I was naive in thinking Ancho would provide a cold drink and possibly fuel...the town consisted of the "house of old things" museum,a few deserted buildings, and a railroad.
After crossing the railroad, I was in for the longest pavement stretch of the trip...highway 55 up to mountain air was a long straight stretch with a few opportunities to veer off onto county roads that parrallel the pavement. These gravel stretches were full throttle wide open for miles. The dr350 is NOT the ideal bike for long hauls on pavement but I found her sweet spot and made it work. Slide, on advrider, mentioned the gran quivira ruins and I blazed by a sign that I thought I recognized...so I whipped it around to check things out
I discovered that the gran quivira ruins were only 1 mile south of my location and had to stop...it was a welcome break from the drone of my 606s!
From what I understand, gran quivira served as a trading post for many of the pueblo tribes dating back to about 1300ce. Their vantage point from this hilltop is amazing
This may have been some kind of grain storage. The water trap was located down hill... a huge levee to pool the runoff.

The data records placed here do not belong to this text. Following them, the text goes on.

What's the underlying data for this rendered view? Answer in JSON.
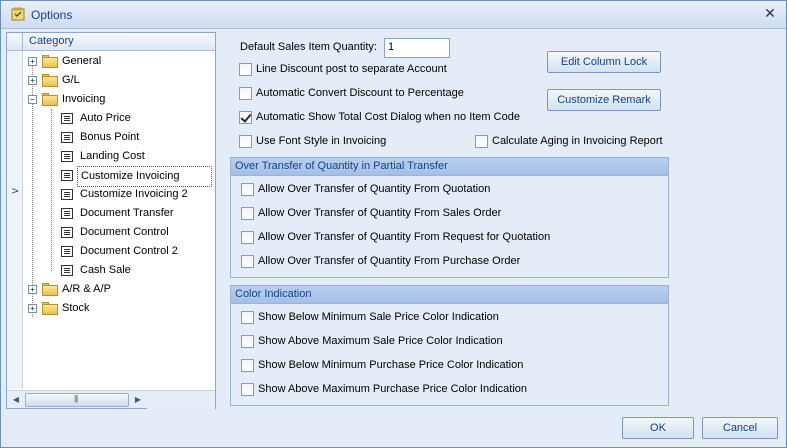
{
  "window": {
    "title": "Options"
  },
  "category": {
    "header": "Category",
    "items": [
      {
        "label": "General",
        "type": "folder",
        "state": "collapsed"
      },
      {
        "label": "G/L",
        "type": "folder",
        "state": "collapsed"
      },
      {
        "label": "Invoicing",
        "type": "folder",
        "state": "expanded"
      },
      {
        "label": "Auto Price",
        "type": "leaf"
      },
      {
        "label": "Bonus Point",
        "type": "leaf"
      },
      {
        "label": "Landing Cost",
        "type": "leaf"
      },
      {
        "label": "Customize Invoicing",
        "type": "leaf",
        "selected": true
      },
      {
        "label": "Customize Invoicing 2",
        "type": "leaf"
      },
      {
        "label": "Document Transfer",
        "type": "leaf"
      },
      {
        "label": "Document Control",
        "type": "leaf"
      },
      {
        "label": "Document Control 2",
        "type": "leaf"
      },
      {
        "label": "Cash Sale",
        "type": "leaf"
      },
      {
        "label": "A/R & A/P",
        "type": "folder",
        "state": "collapsed"
      },
      {
        "label": "Stock",
        "type": "folder",
        "state": "collapsed"
      }
    ]
  },
  "settings": {
    "default_qty_label": "Default Sales Item Quantity:",
    "default_qty_value": "1",
    "line_discount": {
      "label": "Line Discount post to separate Account",
      "checked": false
    },
    "auto_convert": {
      "label": "Automatic Convert Discount to Percentage",
      "checked": false
    },
    "auto_show_cost": {
      "label": "Automatic Show Total Cost Dialog when no Item Code",
      "checked": true
    },
    "font_style": {
      "label": "Use Font Style in Invoicing",
      "checked": false
    },
    "calc_aging": {
      "label": "Calculate Aging in Invoicing Report",
      "checked": false
    },
    "edit_column_lock": "Edit Column Lock",
    "customize_remark": "Customize Remark"
  },
  "over_transfer": {
    "title": "Over Transfer of Quantity in Partial Transfer",
    "items": [
      "Allow Over Transfer of Quantity From Quotation",
      "Allow Over Transfer of Quantity From Sales Order",
      "Allow Over Transfer of Quantity From Request for Quotation",
      "Allow Over Transfer of Quantity From Purchase Order"
    ]
  },
  "color_indication": {
    "title": "Color Indication",
    "items": [
      "Show Below Minimum Sale Price Color Indication",
      "Show Above Maximum Sale Price Color Indication",
      "Show Below Minimum Purchase Price Color Indication",
      "Show Above Maximum Purchase Price Color Indication"
    ]
  },
  "footer": {
    "ok": "OK",
    "cancel": "Cancel"
  },
  "colors": {
    "accent": "#15428b",
    "group_header": "#a4bfe6"
  },
  "icons": {
    "title": "options-app-icon",
    "close": "close-icon",
    "folder": "folder-icon",
    "leaf": "document-icon"
  }
}
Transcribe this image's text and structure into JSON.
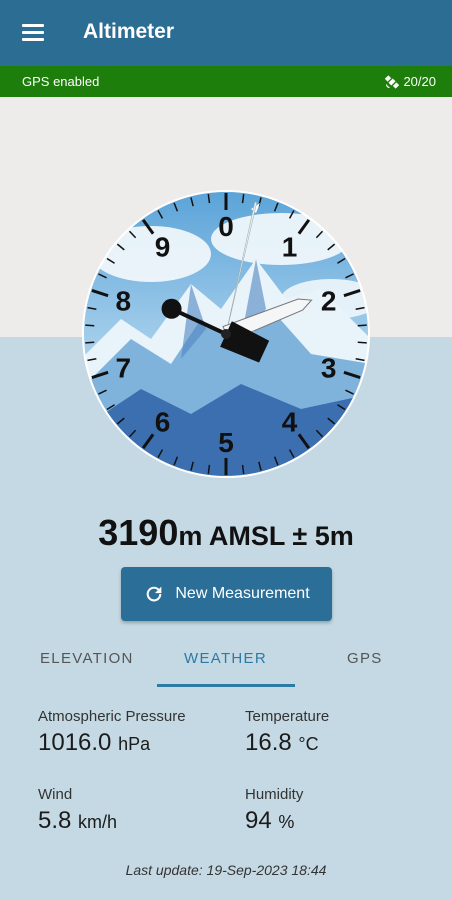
{
  "app": {
    "title": "Altimeter"
  },
  "gps": {
    "status": "GPS enabled",
    "satellites": "20/20"
  },
  "altimeter": {
    "value": "3190",
    "unit": "m AMSL ± 5m",
    "dial_labels": [
      "0",
      "1",
      "2",
      "3",
      "4",
      "5",
      "6",
      "7",
      "8",
      "9"
    ],
    "reading_m": 3190
  },
  "button": {
    "label": "New Measurement"
  },
  "tabs": [
    {
      "label": "ELEVATION"
    },
    {
      "label": "WEATHER"
    },
    {
      "label": "GPS"
    }
  ],
  "weather": {
    "pressure": {
      "label": "Atmospheric Pressure",
      "value": "1016.0",
      "unit": "hPa"
    },
    "temperature": {
      "label": "Temperature",
      "value": "16.8",
      "unit": "°C"
    },
    "wind": {
      "label": "Wind",
      "value": "5.8",
      "unit": "km/h"
    },
    "humidity": {
      "label": "Humidity",
      "value": "94",
      "unit": "%"
    }
  },
  "last_update": "Last update: 19-Sep-2023 18:44",
  "colors": {
    "appbar": "#2c6d94",
    "gpsbar": "#1e7e0c",
    "accent": "#2d7aa4"
  }
}
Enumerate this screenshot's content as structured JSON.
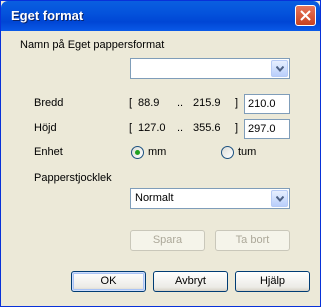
{
  "window": {
    "title": "Eget format"
  },
  "form": {
    "name_label": "Namn på Eget pappersformat",
    "name_value": "",
    "width": {
      "label": "Bredd",
      "range_open": "[",
      "min": "88.9",
      "sep": "..",
      "max": "215.9",
      "range_close": "]",
      "value": "210.0"
    },
    "height": {
      "label": "Höjd",
      "range_open": "[",
      "min": "127.0",
      "sep": "..",
      "max": "355.6",
      "range_close": "]",
      "value": "297.0"
    },
    "unit": {
      "label": "Enhet",
      "options": [
        "mm",
        "tum"
      ],
      "selected": "mm"
    },
    "thickness": {
      "label": "Papperstjocklek",
      "value": "Normalt"
    }
  },
  "buttons": {
    "save": "Spara",
    "delete": "Ta bort",
    "ok": "OK",
    "cancel": "Avbryt",
    "help": "Hjälp"
  },
  "icons": {
    "close": "close-icon",
    "dropdown": "chevron-down-icon"
  }
}
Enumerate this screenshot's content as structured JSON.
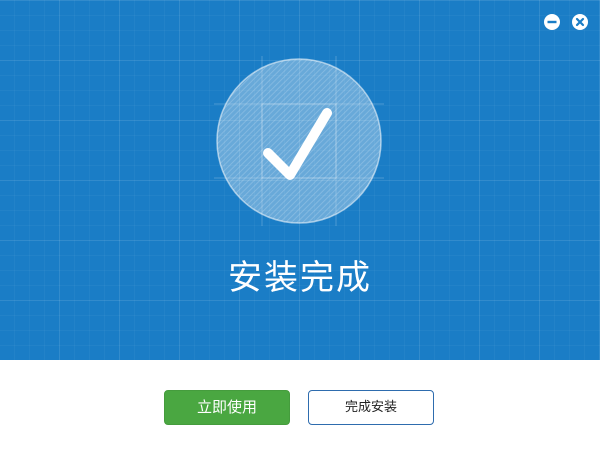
{
  "window": {
    "controls": {
      "minimize_icon": "minus-circle-icon",
      "close_icon": "x-circle-icon"
    }
  },
  "hero": {
    "status_icon": "checkmark-icon",
    "title": "安装完成"
  },
  "footer": {
    "primary_button_label": "立即使用",
    "secondary_button_label": "完成安装"
  },
  "colors": {
    "hero_background": "#1a7dc6",
    "primary_button": "#4aa741",
    "secondary_button_border": "#2e6cae",
    "footer_background": "#ffffff"
  }
}
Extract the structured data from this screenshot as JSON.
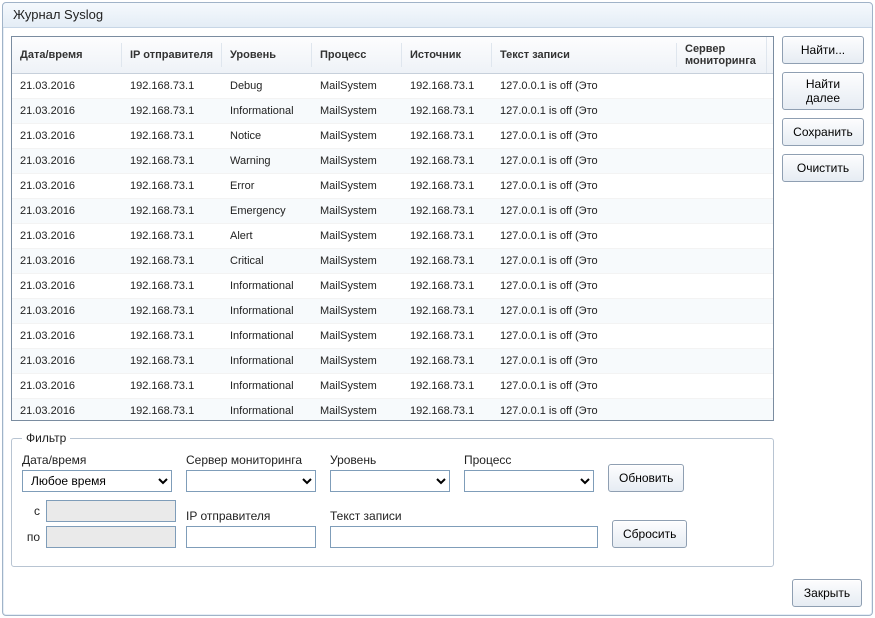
{
  "window": {
    "title": "Журнал Syslog"
  },
  "columns": {
    "datetime": "Дата/время",
    "sender_ip": "IP отправителя",
    "level": "Уровень",
    "process": "Процесс",
    "source": "Источник",
    "text": "Текст записи",
    "monitor_server": "Сервер мониторинга"
  },
  "rows": [
    {
      "date": "21.03.2016",
      "ip": "192.168.73.1",
      "level": "Debug",
      "process": "MailSystem",
      "source": "192.168.73.1",
      "text": "127.0.0.1 is off (Это"
    },
    {
      "date": "21.03.2016",
      "ip": "192.168.73.1",
      "level": "Informational",
      "process": "MailSystem",
      "source": "192.168.73.1",
      "text": "127.0.0.1 is off (Это"
    },
    {
      "date": "21.03.2016",
      "ip": "192.168.73.1",
      "level": "Notice",
      "process": "MailSystem",
      "source": "192.168.73.1",
      "text": "127.0.0.1 is off (Это"
    },
    {
      "date": "21.03.2016",
      "ip": "192.168.73.1",
      "level": "Warning",
      "process": "MailSystem",
      "source": "192.168.73.1",
      "text": "127.0.0.1 is off (Это"
    },
    {
      "date": "21.03.2016",
      "ip": "192.168.73.1",
      "level": "Error",
      "process": "MailSystem",
      "source": "192.168.73.1",
      "text": "127.0.0.1 is off (Это"
    },
    {
      "date": "21.03.2016",
      "ip": "192.168.73.1",
      "level": "Emergency",
      "process": "MailSystem",
      "source": "192.168.73.1",
      "text": "127.0.0.1 is off (Это"
    },
    {
      "date": "21.03.2016",
      "ip": "192.168.73.1",
      "level": "Alert",
      "process": "MailSystem",
      "source": "192.168.73.1",
      "text": "127.0.0.1 is off (Это"
    },
    {
      "date": "21.03.2016",
      "ip": "192.168.73.1",
      "level": "Critical",
      "process": "MailSystem",
      "source": "192.168.73.1",
      "text": "127.0.0.1 is off (Это"
    },
    {
      "date": "21.03.2016",
      "ip": "192.168.73.1",
      "level": "Informational",
      "process": "MailSystem",
      "source": "192.168.73.1",
      "text": "127.0.0.1 is off (Это"
    },
    {
      "date": "21.03.2016",
      "ip": "192.168.73.1",
      "level": "Informational",
      "process": "MailSystem",
      "source": "192.168.73.1",
      "text": "127.0.0.1 is off (Это"
    },
    {
      "date": "21.03.2016",
      "ip": "192.168.73.1",
      "level": "Informational",
      "process": "MailSystem",
      "source": "192.168.73.1",
      "text": "127.0.0.1 is off (Это"
    },
    {
      "date": "21.03.2016",
      "ip": "192.168.73.1",
      "level": "Informational",
      "process": "MailSystem",
      "source": "192.168.73.1",
      "text": "127.0.0.1 is off (Это"
    },
    {
      "date": "21.03.2016",
      "ip": "192.168.73.1",
      "level": "Informational",
      "process": "MailSystem",
      "source": "192.168.73.1",
      "text": "127.0.0.1 is off (Это"
    },
    {
      "date": "21.03.2016",
      "ip": "192.168.73.1",
      "level": "Informational",
      "process": "MailSystem",
      "source": "192.168.73.1",
      "text": "127.0.0.1 is off (Это"
    }
  ],
  "side_buttons": {
    "find": "Найти...",
    "find_next": "Найти далее",
    "save": "Сохранить",
    "clear": "Очистить"
  },
  "filter": {
    "legend": "Фильтр",
    "labels": {
      "datetime": "Дата/время",
      "monitor_server": "Сервер мониторинга",
      "level": "Уровень",
      "process": "Процесс",
      "sender_ip": "IP отправителя",
      "text": "Текст записи",
      "from": "с",
      "to": "по"
    },
    "datetime_value": "Любое время",
    "buttons": {
      "refresh": "Обновить",
      "reset": "Сбросить"
    }
  },
  "footer": {
    "close": "Закрыть"
  }
}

I was most impressed by the church. Construction is said to have commenced in the mid 1600s and was abruptly halted in about 1670...I'm not sure why. This would not be the last (or the most complete) of the pueblo churches I would find.